To be completely honest, I have never liked Mindless Self Indulgence (Alternative Press’ description of “gloriously annoying” is rather on point), so I put this record on the turntable with quite a few reservations. However, I love chiptune like mad, and soundtracks are kind of my jam — plus, I figured that a label like The End wouldn’t drop anything that wasn’t worth checking out — so I got myself a copy and dropped the needle.
It includes a track from the game Metronomicon, four from the game I Want to Be Human, and one from the film, The Hive. One wonders as to why the four tracks from I Want to Be Human are broken up between two sides, when they’d easily have fit together on one side, but it seems that it’s more for sequencing purposes — ending side A with “Final Level” lets side B kick off with “End Boss.” In this way, the first LP’s respective sides each kick off with a bit of a banger.
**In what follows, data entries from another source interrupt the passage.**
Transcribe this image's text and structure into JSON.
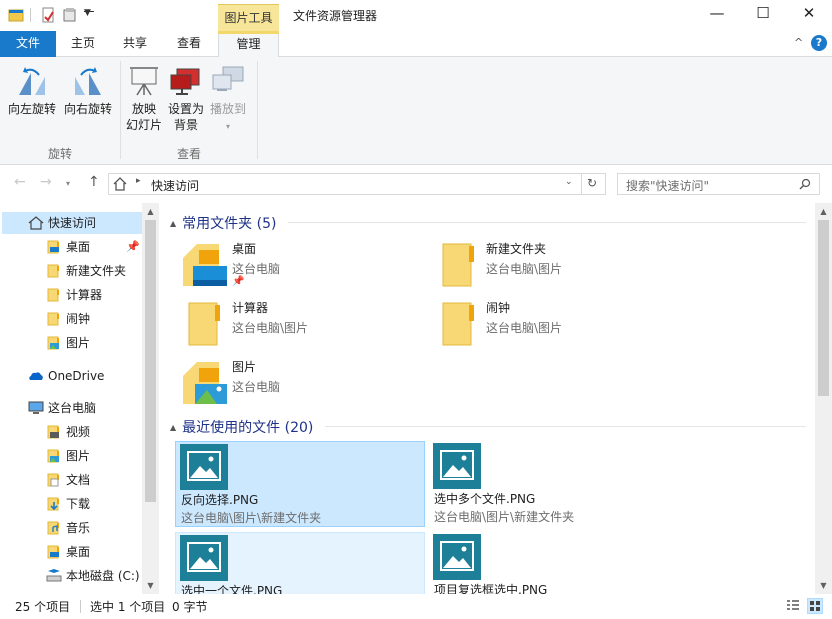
{
  "window": {
    "context_tab_header": "图片工具",
    "title": "文件资源管理器"
  },
  "tabs": {
    "file": "文件",
    "home": "主页",
    "share": "共享",
    "view": "查看",
    "manage": "管理"
  },
  "ribbon": {
    "rotate_left": "向左旋转",
    "rotate_right": "向右旋转",
    "slideshow_line1": "放映",
    "slideshow_line2": "幻灯片",
    "set_bg_line1": "设置为",
    "set_bg_line2": "背景",
    "cast": "播放到",
    "group_rotate": "旋转",
    "group_view": "查看"
  },
  "address": {
    "crumb": "快速访问",
    "search_placeholder": "搜索\"快速访问\""
  },
  "nav": {
    "quick_access": "快速访问",
    "qa_items": [
      "桌面",
      "新建文件夹",
      "计算器",
      "闹钟",
      "图片"
    ],
    "onedrive": "OneDrive",
    "this_pc": "这台电脑",
    "pc_items": [
      "视频",
      "图片",
      "文档",
      "下载",
      "音乐",
      "桌面",
      "本地磁盘 (C:)"
    ]
  },
  "content": {
    "frequent_header": "常用文件夹 (5)",
    "folders": [
      {
        "name": "桌面",
        "path": "这台电脑"
      },
      {
        "name": "新建文件夹",
        "path": "这台电脑\\图片"
      },
      {
        "name": "计算器",
        "path": "这台电脑\\图片"
      },
      {
        "name": "闹钟",
        "path": "这台电脑\\图片"
      },
      {
        "name": "图片",
        "path": "这台电脑"
      }
    ],
    "recent_header": "最近使用的文件 (20)",
    "files": [
      {
        "name": "反向选择.PNG",
        "path": "这台电脑\\图片\\新建文件夹"
      },
      {
        "name": "选中多个文件.PNG",
        "path": "这台电脑\\图片\\新建文件夹"
      },
      {
        "name": "选中一个文件.PNG",
        "path": ""
      },
      {
        "name": "项目复选框选中.PNG",
        "path": ""
      }
    ]
  },
  "status": {
    "count": "25 个项目",
    "selected": "选中 1 个项目",
    "size": "0 字节"
  },
  "colors": {
    "accent": "#1979ca",
    "selection": "#cce8ff",
    "context_tab": "#f7e59a",
    "section_header": "#1e3287",
    "thumb": "#1e7f98"
  }
}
It’s the reverse on the second LP: “Aching Addicted Affection Again” and “Lento Romantic Erotic Incubo” both sport maddeningly long titles, but also share rather dreamy melodies, as opposed to the craziness from the first LP. A song which epitomizes both elements is “I Want to Be Human,” which has an intro that shamelessly apes that of Daft Punk’s “Robot Rock.” Given that Daft Punk’s track is based almost entirely off Breakwater’s “Release the Beast,” it’s exactly the sort of smirking middle finger that epitomizes the way most think of Urine’s music.
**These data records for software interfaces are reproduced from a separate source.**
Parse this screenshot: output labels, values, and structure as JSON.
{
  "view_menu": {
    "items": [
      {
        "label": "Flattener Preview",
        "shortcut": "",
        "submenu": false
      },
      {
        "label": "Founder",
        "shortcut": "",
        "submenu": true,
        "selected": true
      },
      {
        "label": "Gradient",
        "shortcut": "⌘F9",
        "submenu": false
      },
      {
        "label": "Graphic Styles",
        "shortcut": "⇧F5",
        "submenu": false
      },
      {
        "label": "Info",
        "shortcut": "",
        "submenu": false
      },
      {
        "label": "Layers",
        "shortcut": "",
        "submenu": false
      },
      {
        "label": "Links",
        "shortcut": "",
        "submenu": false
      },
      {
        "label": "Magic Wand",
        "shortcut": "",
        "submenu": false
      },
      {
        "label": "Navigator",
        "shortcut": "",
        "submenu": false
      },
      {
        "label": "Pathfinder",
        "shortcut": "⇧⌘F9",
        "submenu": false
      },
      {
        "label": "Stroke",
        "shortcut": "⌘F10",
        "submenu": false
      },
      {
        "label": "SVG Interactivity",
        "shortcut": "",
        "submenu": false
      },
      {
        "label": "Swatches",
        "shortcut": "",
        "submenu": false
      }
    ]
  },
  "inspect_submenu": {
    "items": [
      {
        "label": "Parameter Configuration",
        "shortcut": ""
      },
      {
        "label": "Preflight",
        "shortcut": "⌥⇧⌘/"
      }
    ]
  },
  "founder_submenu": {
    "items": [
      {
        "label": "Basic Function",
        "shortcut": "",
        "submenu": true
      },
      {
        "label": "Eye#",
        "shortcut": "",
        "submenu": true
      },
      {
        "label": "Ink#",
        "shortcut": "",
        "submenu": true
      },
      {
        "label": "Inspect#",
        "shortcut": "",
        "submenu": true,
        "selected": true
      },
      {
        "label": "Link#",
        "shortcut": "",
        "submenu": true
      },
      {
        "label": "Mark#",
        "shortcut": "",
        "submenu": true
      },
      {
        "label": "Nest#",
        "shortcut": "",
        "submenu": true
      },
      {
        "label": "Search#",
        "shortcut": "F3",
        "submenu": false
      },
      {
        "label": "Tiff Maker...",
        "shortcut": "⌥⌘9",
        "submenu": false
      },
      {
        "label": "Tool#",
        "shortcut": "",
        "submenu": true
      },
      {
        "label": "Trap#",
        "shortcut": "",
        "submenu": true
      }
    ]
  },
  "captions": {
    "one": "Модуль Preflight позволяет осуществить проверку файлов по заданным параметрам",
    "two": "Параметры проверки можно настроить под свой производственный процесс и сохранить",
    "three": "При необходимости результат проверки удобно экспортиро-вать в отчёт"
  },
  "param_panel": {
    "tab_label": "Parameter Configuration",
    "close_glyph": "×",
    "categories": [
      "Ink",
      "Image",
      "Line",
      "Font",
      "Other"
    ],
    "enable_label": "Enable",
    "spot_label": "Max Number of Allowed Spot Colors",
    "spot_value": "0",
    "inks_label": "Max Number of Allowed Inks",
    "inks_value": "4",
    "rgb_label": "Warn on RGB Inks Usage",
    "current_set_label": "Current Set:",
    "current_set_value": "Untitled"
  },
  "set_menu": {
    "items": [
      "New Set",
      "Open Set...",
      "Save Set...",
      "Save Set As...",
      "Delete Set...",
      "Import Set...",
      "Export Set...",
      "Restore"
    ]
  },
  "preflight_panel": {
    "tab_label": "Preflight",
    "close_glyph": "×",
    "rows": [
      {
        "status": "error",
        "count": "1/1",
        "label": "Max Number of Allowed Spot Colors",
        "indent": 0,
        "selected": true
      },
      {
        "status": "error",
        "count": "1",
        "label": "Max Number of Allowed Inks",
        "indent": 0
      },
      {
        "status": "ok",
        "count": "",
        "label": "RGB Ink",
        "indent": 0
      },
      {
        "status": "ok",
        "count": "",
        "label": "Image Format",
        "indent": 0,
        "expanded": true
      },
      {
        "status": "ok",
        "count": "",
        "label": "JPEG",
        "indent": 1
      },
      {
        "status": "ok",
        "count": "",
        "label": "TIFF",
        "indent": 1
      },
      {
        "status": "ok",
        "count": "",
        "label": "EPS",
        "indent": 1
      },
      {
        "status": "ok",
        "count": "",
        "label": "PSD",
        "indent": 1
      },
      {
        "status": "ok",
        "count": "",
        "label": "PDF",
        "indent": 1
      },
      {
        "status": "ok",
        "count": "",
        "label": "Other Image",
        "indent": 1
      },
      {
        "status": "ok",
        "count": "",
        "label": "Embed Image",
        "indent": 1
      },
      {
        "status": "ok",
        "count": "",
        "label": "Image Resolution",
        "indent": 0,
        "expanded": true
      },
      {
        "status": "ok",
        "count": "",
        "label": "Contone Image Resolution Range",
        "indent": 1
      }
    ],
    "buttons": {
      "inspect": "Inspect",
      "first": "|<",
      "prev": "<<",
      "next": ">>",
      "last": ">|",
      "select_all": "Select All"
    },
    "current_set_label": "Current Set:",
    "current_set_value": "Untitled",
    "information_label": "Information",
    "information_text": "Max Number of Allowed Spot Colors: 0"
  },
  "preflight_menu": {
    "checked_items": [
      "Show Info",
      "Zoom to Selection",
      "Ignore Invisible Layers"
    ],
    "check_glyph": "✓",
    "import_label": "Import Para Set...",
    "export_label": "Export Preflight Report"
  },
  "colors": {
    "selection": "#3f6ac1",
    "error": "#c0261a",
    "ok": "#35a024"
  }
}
However, The Secret Cinematic Sounds, while managing to work in some of the snark that Urine’s known for, also features some genuinely great music. All of the tracks thus far mentioned are really entertaining, and the likes of “Patty Hearst” could fit in right alongside the likes of Chromatics or College on the Drive soundtrack, so perfect is its retro-synthwave vibe.
There’s even a take on Ludwig Van Beethoven’s Symphony No. 7, Second Movement. Called “Beethoven Symph 7 Alleg Mvt 2” here, Urine goes all the way back to the late ‘60s, as he is in Switched-On Bach territory with the way he synthesizes the 200-year-old classical work. When one considers that piece, alongside album closer “Based on a True Story,” one could almost make the argument that The Secret Cinematic Sounds of Jimmy Urine is better when not tied to any actual cinema at all. The pieces in the mood of film score work better, because they’re so ephemeral in terms of context.
Look at it this way: if you like Jimmy Urine and Mindless Self Indulgence, the first LP will do you just nicely. If you’re not a fan, you’re going to find some new things to like about Urine’s music, and that second LP will absolutely grab anyone who loves synth music with a retro flair.
The double LP sounds big and fun. It manages to deal with the chirpy elements of “All Together Friends Forever” while still not getting muddy on a low-end bruiser a la “Final Level.”
The packaging is a little sparse. The cover artwork fits well with the music, and the rest of the art — including printed inner sleeves — mirror that, but after the initial blush of the cover, the simplicity looks a little low-rent. The back cover, with the tracklisting, crams way too much into its space and isn’t that appealing to look at. Also: when moving art from compact disc to vinyl, have the common courtesy to break it up by LP and side, so the listener doesn’t have to do math or look at a spinning center label to figure out what track’s currently playing.
“The Secret Cinematic Sounds of Jimmy Urine” is available from Amazon.